Koilonychia (spoon nail) Concave curves. Causes: Iron deficiency anemia, syphilis, use of strong detergents
Splinter hemorrhages Red or brown linear streaks in nail bed. Causes: Minor trauma, subacute bacterial endocarditis, trichinosis
Paronychia Inflammation of skin at base of nail. Causes: Local infection, trauma
Health History for Neurological Exam Headaches. Seizures. Tremors. Dizziness. Vertigo. Numbness or tingling of body parts. Visual disturbances/changes. Weakness, pain. Changes in speech
Medications/drugs that influence neurological assessment Analgesics. Alcohol. Sedatives. Hypnotics. Antipsychotics. Antidepressants. Nervous system stimulants. Recreational drugs. Ask for recent changes in: Increase irritability. Mood swings. Memory loss. Change in energy level
Neurological Exam Behavior. Appearance. Language. Intellectual functioning. Patient orientation. Time, person, place. Mini mental status exam (MMSE)
Level of consciousness Glasgow coma scale. Pupillary reaction. Mental and Emotional Status. Mental Status. Questionnaire tool. Mini mental status exam. Any change or alteration in mental or emotional status reflects cerebral cortex disturbance
Cerebral functioning Allows a person to understand written and spoken
Aphasia Ineffective communication
Sensory (receptive) Cannot understand written or verbal speech
Motor (expressive) Patient understands all that is said or spoken but cannot write or speak appropriately
Immediate recall 5-8 numbers forward or 4-6 backwards (typically will see serial 7’s backward from 100).
Recent Provide three unrelated objects and 5 minutes later as to repeat. Or ask what was for breakfast and verify with person at breakfast.
Remote Recall mothers maiden name, birthday, or another special date in history. Intellectual functioning
Knowledge Knowledge of illness or reason for hospitalization.

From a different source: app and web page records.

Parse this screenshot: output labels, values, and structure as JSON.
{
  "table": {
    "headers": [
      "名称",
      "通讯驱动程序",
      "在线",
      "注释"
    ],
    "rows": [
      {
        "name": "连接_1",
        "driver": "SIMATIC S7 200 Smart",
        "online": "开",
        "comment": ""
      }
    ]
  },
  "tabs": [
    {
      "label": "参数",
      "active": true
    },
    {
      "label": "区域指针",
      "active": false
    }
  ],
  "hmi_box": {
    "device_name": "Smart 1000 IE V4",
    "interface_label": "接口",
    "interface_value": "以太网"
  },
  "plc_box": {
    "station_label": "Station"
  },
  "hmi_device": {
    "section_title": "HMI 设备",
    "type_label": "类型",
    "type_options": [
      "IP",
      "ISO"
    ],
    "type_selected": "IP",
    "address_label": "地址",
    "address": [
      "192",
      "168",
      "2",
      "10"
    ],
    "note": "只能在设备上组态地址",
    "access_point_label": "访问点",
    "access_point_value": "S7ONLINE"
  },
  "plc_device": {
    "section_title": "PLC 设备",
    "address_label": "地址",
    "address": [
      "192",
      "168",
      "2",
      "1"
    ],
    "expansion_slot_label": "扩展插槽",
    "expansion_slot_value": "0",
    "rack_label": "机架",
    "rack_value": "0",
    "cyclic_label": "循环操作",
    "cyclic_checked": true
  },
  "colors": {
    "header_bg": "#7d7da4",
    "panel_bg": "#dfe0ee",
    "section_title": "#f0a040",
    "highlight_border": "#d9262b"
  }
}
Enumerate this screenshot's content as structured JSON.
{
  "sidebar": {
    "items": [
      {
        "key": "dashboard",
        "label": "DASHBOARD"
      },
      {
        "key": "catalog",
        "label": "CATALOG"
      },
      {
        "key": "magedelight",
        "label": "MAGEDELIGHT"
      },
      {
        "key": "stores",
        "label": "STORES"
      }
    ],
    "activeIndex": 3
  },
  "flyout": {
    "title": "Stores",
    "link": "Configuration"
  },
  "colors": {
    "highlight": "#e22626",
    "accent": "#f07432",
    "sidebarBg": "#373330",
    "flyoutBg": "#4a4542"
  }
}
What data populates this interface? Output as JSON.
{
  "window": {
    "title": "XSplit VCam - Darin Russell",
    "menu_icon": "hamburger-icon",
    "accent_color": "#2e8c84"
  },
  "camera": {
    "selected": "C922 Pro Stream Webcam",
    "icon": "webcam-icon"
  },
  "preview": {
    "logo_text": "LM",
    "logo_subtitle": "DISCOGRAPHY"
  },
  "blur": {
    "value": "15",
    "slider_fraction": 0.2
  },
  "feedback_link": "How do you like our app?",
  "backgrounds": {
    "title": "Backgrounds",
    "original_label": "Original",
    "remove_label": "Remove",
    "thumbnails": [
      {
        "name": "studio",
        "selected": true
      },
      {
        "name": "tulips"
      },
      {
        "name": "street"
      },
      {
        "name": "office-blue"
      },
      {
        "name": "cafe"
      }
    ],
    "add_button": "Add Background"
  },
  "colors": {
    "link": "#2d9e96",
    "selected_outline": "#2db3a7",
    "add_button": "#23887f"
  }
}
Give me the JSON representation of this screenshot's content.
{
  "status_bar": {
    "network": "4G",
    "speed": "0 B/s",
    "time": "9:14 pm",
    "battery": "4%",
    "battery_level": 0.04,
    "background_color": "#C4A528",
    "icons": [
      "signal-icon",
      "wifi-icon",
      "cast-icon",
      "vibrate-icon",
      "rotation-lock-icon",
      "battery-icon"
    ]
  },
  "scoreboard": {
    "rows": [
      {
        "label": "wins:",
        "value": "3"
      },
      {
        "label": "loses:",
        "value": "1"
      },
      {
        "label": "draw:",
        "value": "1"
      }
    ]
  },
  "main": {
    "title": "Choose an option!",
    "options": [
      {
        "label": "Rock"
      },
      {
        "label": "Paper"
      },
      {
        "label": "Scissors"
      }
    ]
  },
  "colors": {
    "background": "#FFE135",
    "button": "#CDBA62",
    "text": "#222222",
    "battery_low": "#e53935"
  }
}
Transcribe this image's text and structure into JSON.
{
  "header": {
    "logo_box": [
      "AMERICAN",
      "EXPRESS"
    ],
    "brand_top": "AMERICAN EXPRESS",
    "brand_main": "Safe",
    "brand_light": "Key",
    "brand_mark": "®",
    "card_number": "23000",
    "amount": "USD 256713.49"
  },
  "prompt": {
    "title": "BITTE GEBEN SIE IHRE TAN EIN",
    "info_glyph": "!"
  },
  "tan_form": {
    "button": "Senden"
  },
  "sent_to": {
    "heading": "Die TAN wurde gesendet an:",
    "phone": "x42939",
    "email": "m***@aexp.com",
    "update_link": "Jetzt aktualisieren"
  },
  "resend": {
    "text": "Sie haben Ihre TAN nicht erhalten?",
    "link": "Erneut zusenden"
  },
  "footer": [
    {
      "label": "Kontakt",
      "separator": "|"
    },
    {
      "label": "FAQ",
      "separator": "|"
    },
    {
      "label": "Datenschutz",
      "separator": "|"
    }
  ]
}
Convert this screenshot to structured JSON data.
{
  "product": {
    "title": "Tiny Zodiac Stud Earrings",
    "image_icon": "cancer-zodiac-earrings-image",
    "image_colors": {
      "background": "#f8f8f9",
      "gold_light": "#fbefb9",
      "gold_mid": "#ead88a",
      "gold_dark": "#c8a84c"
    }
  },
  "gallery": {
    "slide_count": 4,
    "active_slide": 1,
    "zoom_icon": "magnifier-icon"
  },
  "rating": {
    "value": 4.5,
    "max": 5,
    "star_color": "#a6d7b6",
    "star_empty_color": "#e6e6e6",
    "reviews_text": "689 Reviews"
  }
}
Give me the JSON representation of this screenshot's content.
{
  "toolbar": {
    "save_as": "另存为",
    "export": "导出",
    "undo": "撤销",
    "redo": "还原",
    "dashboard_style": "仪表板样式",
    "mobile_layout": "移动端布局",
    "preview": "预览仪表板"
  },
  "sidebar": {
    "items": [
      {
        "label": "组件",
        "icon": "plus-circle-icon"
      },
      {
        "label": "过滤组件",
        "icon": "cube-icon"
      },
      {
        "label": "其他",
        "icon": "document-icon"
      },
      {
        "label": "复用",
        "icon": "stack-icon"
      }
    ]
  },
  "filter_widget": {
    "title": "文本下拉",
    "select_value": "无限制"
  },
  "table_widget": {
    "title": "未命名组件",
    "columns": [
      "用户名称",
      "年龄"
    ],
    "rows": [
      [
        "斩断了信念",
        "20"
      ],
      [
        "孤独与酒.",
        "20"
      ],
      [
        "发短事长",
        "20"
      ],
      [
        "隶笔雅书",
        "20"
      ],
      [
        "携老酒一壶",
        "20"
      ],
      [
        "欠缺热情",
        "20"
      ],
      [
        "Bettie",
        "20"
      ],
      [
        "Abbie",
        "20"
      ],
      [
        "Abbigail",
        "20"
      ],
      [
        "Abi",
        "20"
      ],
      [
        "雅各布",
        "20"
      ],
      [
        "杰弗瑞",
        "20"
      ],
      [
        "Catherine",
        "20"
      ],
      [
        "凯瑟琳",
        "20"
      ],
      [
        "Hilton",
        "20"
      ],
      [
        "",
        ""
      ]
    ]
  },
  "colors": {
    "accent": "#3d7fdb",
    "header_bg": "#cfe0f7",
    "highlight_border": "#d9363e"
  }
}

Sensory function CNS conducts sensation of pain, temperature, position, vibration, crude touch, and fine touch. Test – Have client close eyes and state where stimulus strikes, sharp versus dull, at arms, trunk, and legs. Done symmetrically, random
Cranial nerves OOOTTAFAGVSH. On Old Olympus towering tops a Finn and German viewed some hops. Cranial Nerves !
Deep tendon reflexes Done by stretching muscle mildly and striking tendon with hammer
Cutaneous reflexes Stimulating skin superficially.
Cutaneous reflexes: Grades 0 no response. 1+ low normal with slight muscle contraction. 2+ normal with visible muscle twitch and movement of the muscle or arm. 3+ brisker than normal; may not indicate disease. 4+ hyperactive and very brisk; often with spinal cord disorders
Eye Health History Eye pain. Photophobia. Burning. Itching. Excess tearing. Crusting. Film or curtain vision. Halos. Diplopia. Floaters. Dark spots. Flashing lights. Visual Acuity. Ability to see small detail. Testing of central vision. Snellen chart.
Ectropion Eye Lid margins that turn out
Entropion Eye Lid margins that turn in
Lacrimal apparatus Upper outer wall of anterior part of orbital. Responsible for tear production. Typically not felt unless becomes obstructed. Assess for redness or edema
Conjunctivitis Highly contagious, crusty drainage on the eyelid margins
Arcus senilis Thin white ring around the iris
Cornea Transparent, colorless, shiny, smooth
Pupils Size, shape, equality, accommodation, reaction to light.
Cloudy pupils Cataracts
Pinpoint Opiod intoxication (Heroin, fentanyl, meperidine)
Auricles Color, size, shape, symmetry, lesions, moles, cysts, nodules, tender, pain with palpation?
Three types of hearing loss Conductive. Sensorineural mixed. Hearing Loss
Conductive An interruption of sounds from outer ear to inner ear r/t sounds not transmitted through outer and middle ear structures
Sensorineural Inner ear, auditory nerve damage, or hearing center in brain damaged Sounds is lost beyond the bony ossicles
Whisper test One ear occluded and whisper
Nose and Sinuses Allergies. Drug use. Occupational exposure. Nasal obstruction. Deviated septum. Infections. Polyps. Headaches. Post nasal drip
Created by: maggardba